>>>>>

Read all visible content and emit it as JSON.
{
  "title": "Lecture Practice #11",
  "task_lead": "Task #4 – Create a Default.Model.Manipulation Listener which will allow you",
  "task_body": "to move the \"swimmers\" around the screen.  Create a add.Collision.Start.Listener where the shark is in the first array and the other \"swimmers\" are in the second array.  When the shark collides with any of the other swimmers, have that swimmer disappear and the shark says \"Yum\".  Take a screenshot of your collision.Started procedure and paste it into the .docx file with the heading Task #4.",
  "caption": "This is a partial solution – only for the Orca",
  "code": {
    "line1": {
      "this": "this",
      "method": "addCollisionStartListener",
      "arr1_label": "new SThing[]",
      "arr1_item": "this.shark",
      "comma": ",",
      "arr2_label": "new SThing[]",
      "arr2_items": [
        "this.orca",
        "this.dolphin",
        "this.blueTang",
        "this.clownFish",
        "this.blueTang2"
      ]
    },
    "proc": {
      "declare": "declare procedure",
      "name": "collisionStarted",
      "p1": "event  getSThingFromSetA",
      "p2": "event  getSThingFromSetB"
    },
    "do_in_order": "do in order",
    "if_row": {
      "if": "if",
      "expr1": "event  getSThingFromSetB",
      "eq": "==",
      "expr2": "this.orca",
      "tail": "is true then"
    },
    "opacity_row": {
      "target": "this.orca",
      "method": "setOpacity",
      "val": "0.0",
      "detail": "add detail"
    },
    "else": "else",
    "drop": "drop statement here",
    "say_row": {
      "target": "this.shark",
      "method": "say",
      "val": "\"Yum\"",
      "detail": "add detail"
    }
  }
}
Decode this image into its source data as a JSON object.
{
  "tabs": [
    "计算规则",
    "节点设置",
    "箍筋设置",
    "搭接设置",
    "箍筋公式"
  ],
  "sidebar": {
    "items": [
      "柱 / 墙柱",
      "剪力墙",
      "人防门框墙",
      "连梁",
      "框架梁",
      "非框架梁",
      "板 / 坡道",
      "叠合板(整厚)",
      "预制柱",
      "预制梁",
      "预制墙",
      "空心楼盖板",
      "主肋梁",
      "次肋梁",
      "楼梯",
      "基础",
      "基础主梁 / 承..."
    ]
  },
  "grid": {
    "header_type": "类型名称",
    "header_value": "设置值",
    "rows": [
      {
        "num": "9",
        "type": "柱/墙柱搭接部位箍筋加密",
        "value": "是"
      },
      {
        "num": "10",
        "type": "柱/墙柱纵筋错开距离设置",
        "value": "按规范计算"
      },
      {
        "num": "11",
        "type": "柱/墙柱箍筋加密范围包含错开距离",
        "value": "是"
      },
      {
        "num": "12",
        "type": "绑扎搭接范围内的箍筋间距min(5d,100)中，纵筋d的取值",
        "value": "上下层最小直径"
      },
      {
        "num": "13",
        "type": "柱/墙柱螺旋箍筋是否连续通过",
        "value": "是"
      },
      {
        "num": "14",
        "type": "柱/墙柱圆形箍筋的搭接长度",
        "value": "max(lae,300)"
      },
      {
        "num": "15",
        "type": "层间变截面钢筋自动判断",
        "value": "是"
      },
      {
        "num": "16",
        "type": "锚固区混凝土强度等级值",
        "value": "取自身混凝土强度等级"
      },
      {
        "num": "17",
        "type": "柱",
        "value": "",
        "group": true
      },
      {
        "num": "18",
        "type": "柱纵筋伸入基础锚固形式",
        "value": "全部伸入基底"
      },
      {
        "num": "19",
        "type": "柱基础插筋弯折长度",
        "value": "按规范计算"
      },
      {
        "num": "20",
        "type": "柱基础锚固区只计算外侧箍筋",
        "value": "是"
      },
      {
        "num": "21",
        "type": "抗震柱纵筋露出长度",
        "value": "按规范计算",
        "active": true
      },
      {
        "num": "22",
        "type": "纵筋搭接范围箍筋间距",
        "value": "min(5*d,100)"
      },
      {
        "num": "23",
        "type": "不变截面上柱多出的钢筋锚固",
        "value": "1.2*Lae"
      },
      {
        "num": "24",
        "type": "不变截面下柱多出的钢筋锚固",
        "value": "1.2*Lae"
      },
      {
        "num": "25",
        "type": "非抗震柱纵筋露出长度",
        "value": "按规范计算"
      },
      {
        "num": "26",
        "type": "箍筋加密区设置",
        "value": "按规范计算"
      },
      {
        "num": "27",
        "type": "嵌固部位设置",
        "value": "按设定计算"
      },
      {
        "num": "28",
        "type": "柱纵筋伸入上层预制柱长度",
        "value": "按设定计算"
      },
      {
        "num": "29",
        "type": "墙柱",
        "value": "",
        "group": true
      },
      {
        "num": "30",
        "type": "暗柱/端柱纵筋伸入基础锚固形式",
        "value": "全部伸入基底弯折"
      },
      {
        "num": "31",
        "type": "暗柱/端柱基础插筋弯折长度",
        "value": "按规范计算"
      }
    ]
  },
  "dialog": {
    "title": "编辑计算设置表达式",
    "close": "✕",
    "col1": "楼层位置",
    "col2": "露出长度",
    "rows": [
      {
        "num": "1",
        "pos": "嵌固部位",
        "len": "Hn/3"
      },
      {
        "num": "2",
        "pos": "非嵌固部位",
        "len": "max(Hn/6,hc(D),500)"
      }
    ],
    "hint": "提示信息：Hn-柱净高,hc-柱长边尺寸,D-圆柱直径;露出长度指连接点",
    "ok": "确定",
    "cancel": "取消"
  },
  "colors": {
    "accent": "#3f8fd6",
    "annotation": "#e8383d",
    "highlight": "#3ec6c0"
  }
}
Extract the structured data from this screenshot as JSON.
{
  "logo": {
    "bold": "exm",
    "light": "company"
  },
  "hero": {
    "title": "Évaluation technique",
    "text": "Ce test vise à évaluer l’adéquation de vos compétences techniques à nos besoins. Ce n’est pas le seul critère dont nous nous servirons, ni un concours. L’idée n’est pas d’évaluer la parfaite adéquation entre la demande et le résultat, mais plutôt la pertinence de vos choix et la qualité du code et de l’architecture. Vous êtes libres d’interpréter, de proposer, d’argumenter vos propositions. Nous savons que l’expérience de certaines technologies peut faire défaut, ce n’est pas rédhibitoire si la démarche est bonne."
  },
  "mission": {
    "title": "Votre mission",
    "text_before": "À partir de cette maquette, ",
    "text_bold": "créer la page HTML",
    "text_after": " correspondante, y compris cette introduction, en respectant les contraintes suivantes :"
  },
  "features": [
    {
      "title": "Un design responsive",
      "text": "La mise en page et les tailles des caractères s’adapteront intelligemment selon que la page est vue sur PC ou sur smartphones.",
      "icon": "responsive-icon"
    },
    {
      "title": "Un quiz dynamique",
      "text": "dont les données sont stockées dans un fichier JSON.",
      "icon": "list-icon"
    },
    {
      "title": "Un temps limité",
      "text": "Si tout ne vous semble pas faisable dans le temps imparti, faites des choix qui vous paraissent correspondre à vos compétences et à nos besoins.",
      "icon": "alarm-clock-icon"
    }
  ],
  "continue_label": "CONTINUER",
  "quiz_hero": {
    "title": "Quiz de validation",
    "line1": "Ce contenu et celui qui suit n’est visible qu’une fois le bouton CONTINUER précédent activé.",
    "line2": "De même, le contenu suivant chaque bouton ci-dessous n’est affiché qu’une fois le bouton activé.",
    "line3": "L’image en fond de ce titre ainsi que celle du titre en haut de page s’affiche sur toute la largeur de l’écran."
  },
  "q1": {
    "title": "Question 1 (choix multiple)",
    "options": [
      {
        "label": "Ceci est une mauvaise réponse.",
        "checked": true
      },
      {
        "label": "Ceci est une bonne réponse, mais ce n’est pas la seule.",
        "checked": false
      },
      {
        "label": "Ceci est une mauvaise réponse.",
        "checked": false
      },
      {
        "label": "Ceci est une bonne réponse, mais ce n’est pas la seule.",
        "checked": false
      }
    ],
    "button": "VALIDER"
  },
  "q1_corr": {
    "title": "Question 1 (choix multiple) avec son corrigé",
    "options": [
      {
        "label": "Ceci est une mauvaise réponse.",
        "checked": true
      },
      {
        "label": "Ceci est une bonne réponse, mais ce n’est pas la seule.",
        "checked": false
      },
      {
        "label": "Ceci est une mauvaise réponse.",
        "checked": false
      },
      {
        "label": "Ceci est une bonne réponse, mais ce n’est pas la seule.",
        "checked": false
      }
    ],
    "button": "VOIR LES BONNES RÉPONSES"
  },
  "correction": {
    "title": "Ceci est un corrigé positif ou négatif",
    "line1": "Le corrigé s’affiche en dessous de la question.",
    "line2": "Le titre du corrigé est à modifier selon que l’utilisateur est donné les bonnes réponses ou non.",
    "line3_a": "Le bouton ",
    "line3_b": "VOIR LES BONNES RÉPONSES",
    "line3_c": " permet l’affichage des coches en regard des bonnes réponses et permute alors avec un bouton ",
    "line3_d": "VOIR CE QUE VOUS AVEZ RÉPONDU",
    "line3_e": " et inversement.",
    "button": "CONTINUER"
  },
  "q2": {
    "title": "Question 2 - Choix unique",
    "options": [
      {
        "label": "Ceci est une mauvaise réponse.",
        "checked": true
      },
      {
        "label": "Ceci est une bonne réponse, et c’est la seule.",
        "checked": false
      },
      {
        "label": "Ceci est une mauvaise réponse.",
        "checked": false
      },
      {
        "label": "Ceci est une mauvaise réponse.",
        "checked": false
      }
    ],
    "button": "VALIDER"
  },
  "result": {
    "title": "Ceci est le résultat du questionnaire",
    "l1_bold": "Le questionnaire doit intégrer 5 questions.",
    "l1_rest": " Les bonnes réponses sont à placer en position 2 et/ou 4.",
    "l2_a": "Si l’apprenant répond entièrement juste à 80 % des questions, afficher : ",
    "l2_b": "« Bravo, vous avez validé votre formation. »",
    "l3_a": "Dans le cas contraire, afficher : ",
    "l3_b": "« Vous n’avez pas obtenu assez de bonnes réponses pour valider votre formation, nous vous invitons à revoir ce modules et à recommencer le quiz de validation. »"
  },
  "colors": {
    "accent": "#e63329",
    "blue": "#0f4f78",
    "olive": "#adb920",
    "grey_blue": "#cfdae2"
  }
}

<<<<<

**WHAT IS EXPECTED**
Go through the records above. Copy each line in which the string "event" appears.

**PROBLEM SOLUTION**
      "p1": "event  getSThingFromSetA",
      "p2": "event  getSThingFromSetB"
      "expr1": "event  getSThingFromSetB",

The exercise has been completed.